As you can see, the Salary Cap has risen steadily throughout the years. Why has it risen? Well, salary cap is calculated by a projected basketball income per year, and it’s a specific percentage of that income given to the players. Since 2006, the defined percentage of BRI (basketball related income) given to players has been at 51%. It is this number that owners and players are fighting over. Why? Well, NBA commissioner David Stern claims that he expects the NBA to lose $300 million this season, after losing $340 million in the 2009-2010 season.
Have people stopped going to games? Let’s look at attendance:
So attendances seem consistent, although I am sure there might be some variability among individual teams.

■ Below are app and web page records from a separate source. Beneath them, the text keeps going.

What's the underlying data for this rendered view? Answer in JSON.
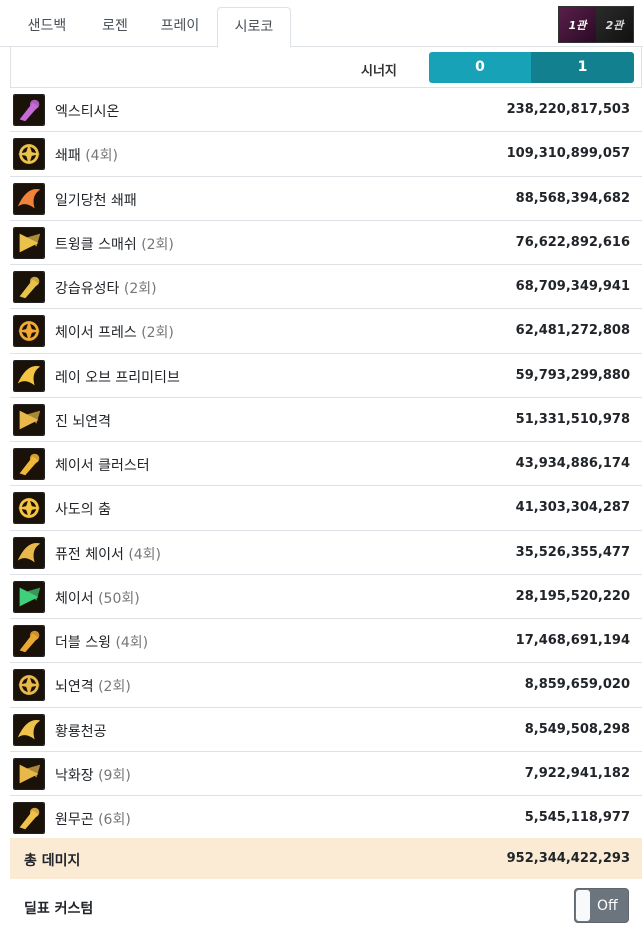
{
  "tabs": [
    {
      "label": "샌드백",
      "active": false
    },
    {
      "label": "로젠",
      "active": false
    },
    {
      "label": "프레이",
      "active": false
    },
    {
      "label": "시로코",
      "active": true
    }
  ],
  "phase_toggle": {
    "phase1": "1관",
    "phase2": "2관"
  },
  "synergy": {
    "label": "시너지",
    "options": [
      "0",
      "1"
    ],
    "selected": "1"
  },
  "skills": [
    {
      "name": "엑스티시온",
      "count": "",
      "value": "238,220,817,503",
      "icon": "spiral-burst-icon",
      "color": "#c46bd6"
    },
    {
      "name": "쇄패",
      "count": "(4회)",
      "value": "109,310,899,057",
      "icon": "club-icon",
      "color": "#e8c24a"
    },
    {
      "name": "일기당천 쇄패",
      "count": "",
      "value": "88,568,394,682",
      "icon": "fire-swirl-icon",
      "color": "#f0823a"
    },
    {
      "name": "트윙클 스매쉬",
      "count": "(2회)",
      "value": "76,622,892,616",
      "icon": "twinkle-club-icon",
      "color": "#e8c24a"
    },
    {
      "name": "강습유성타",
      "count": "(2회)",
      "value": "68,709,349,941",
      "icon": "meteor-strike-icon",
      "color": "#e8c24a"
    },
    {
      "name": "체이서 프레스",
      "count": "(2회)",
      "value": "62,481,272,808",
      "icon": "flame-press-icon",
      "color": "#f0a832"
    },
    {
      "name": "레이 오브 프리미티브",
      "count": "",
      "value": "59,793,299,880",
      "icon": "ray-burst-icon",
      "color": "#f5c542"
    },
    {
      "name": "진 뇌연격",
      "count": "",
      "value": "51,331,510,978",
      "icon": "target-orb-icon",
      "color": "#e8b84a"
    },
    {
      "name": "체이서 클러스터",
      "count": "",
      "value": "43,934,886,174",
      "icon": "cluster-icon",
      "color": "#f0b83a"
    },
    {
      "name": "사도의 춤",
      "count": "",
      "value": "41,303,304,287",
      "icon": "slash-dance-icon",
      "color": "#f5c542"
    },
    {
      "name": "퓨전 체이서",
      "count": "(4회)",
      "value": "35,526,355,477",
      "icon": "fusion-swirl-icon",
      "color": "#e8b84a"
    },
    {
      "name": "체이서",
      "count": "(50회)",
      "value": "28,195,520,220",
      "icon": "green-orb-icon",
      "color": "#3fd17a"
    },
    {
      "name": "더블 스윙",
      "count": "(4회)",
      "value": "17,468,691,194",
      "icon": "double-swing-icon",
      "color": "#e8a832"
    },
    {
      "name": "뇌연격",
      "count": "(2회)",
      "value": "8,859,659,020",
      "icon": "thunder-strike-icon",
      "color": "#e8b84a"
    },
    {
      "name": "황룡천공",
      "count": "",
      "value": "8,549,508,298",
      "icon": "dragon-swirl-icon",
      "color": "#f0c24a"
    },
    {
      "name": "낙화장",
      "count": "(9회)",
      "value": "7,922,941,182",
      "icon": "palm-strike-icon",
      "color": "#e8b84a"
    },
    {
      "name": "원무곤",
      "count": "(6회)",
      "value": "5,545,118,977",
      "icon": "spin-staff-icon",
      "color": "#f0c24a"
    }
  ],
  "total": {
    "label": "총 데미지",
    "value": "952,344,422,293"
  },
  "custom": {
    "label": "딜표 커스텀",
    "switch_text": "Off",
    "enabled": false
  }
}
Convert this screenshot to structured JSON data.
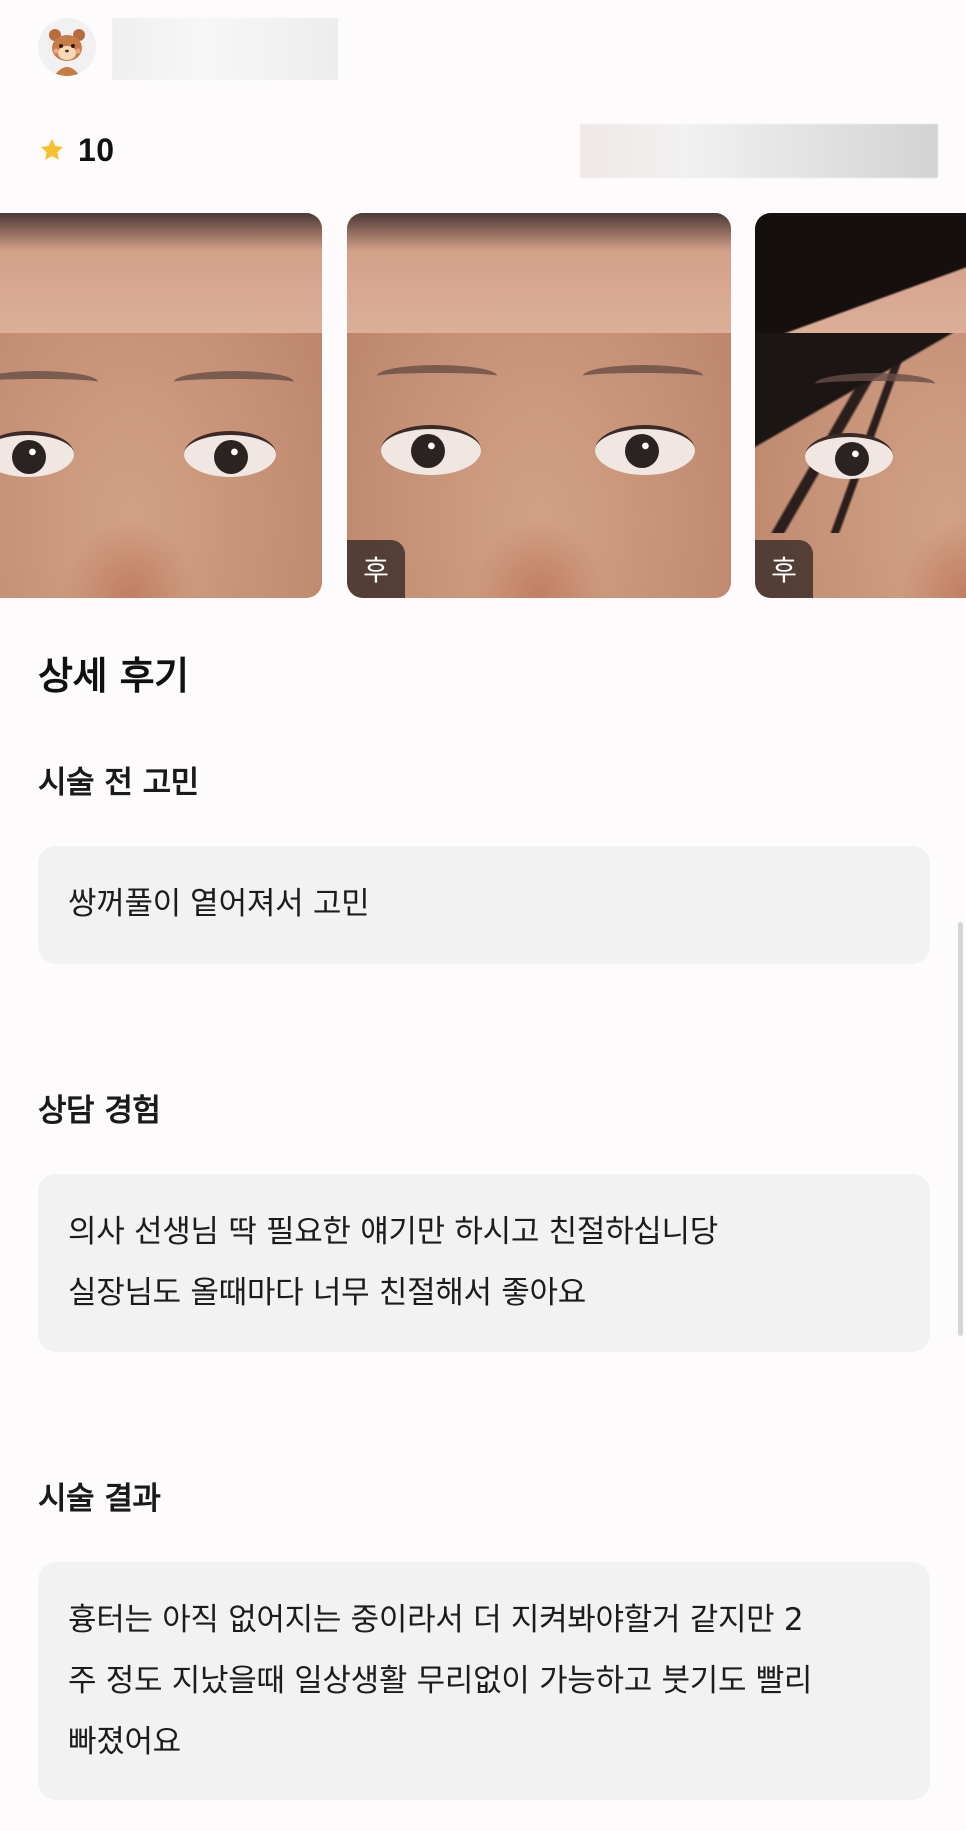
{
  "review": {
    "rating_value": "10",
    "photos": [
      {
        "badge": ""
      },
      {
        "badge": "후"
      },
      {
        "badge": "후"
      }
    ]
  },
  "detail": {
    "title": "상세 후기",
    "sections": [
      {
        "title": "시술 전 고민",
        "lines": [
          "쌍꺼풀이 옅어져서 고민"
        ]
      },
      {
        "title": "상담 경험",
        "lines": [
          "의사 선생님 딱 필요한 얘기만 하시고 친절하십니당",
          "실장님도 올때마다 너무 친절해서 좋아요"
        ]
      },
      {
        "title": "시술 결과",
        "lines": [
          "흉터는 아직 없어지는 중이라서 더 지켜봐야할거 같지만 2",
          "주 정도 지났을때 일상생활 무리없이 가능하고 붓기도 빨리",
          "빠졌어요"
        ]
      }
    ]
  },
  "colors": {
    "background": "#fdfbfb",
    "box": "#f2f2f2",
    "star": "#f5c12e",
    "badge": "#28201e"
  },
  "icons": {
    "avatar": "hamster-avatar-icon",
    "rating": "star-icon"
  }
}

Let’s look at a couple of big-market teams (NY, LA, Miami) and a couple of smaller-market teams (Indy, Cleveland, and Milwaukee) across the years:
To add these colored attributes by group in Minitab, you just right-click on the bars from your Bar Chart, go to Edit Bars > Groups, and then enter your grouping variable under "Assign attributes by categorical variables." The catch? This specific graph was created by using Graph > Bar Chart > Values from a Table > One column of values, Cluster. I had to include both my team and Year column for my categorical variables for grouping. I then had to remove the Teams from the X-axis(right click on the X-scale > 'Show'). This is why you only see Year on the x-axis. Pretty nifty huh?
One funny observation: the Cavaliers got a boost in attendance during King James’ first year (2003-2004).
Published by the Team Marketing Research Group in November 2010, here is a list of Fan Cost Index Scores for the NBA across all teams in the 2010-2011 season.*
Visual inspection of the graph suggests you will pay more for seeing the teams from the more popular cities. There seems to be more of a mix of Playoff and non-Playoff teams as FCI score drops, which is good for fans -- at least for that 2010-2011 season. Who wants to pay more to see their team make the playoffs? It’s a major concern for smaller market teams and their fans, who try to attract big ticket players to their franchises.
*Fan Cost Index™ comprises the prices of four (4) average-price tickets, two (2) small draft beers, four (4) small soft drinks, four (4) regular-size hot dogs, parking for one (1) car, two (2) game programs and two (2) least-expensive, adult-size adjustable caps.
Stay tuned for Part 2!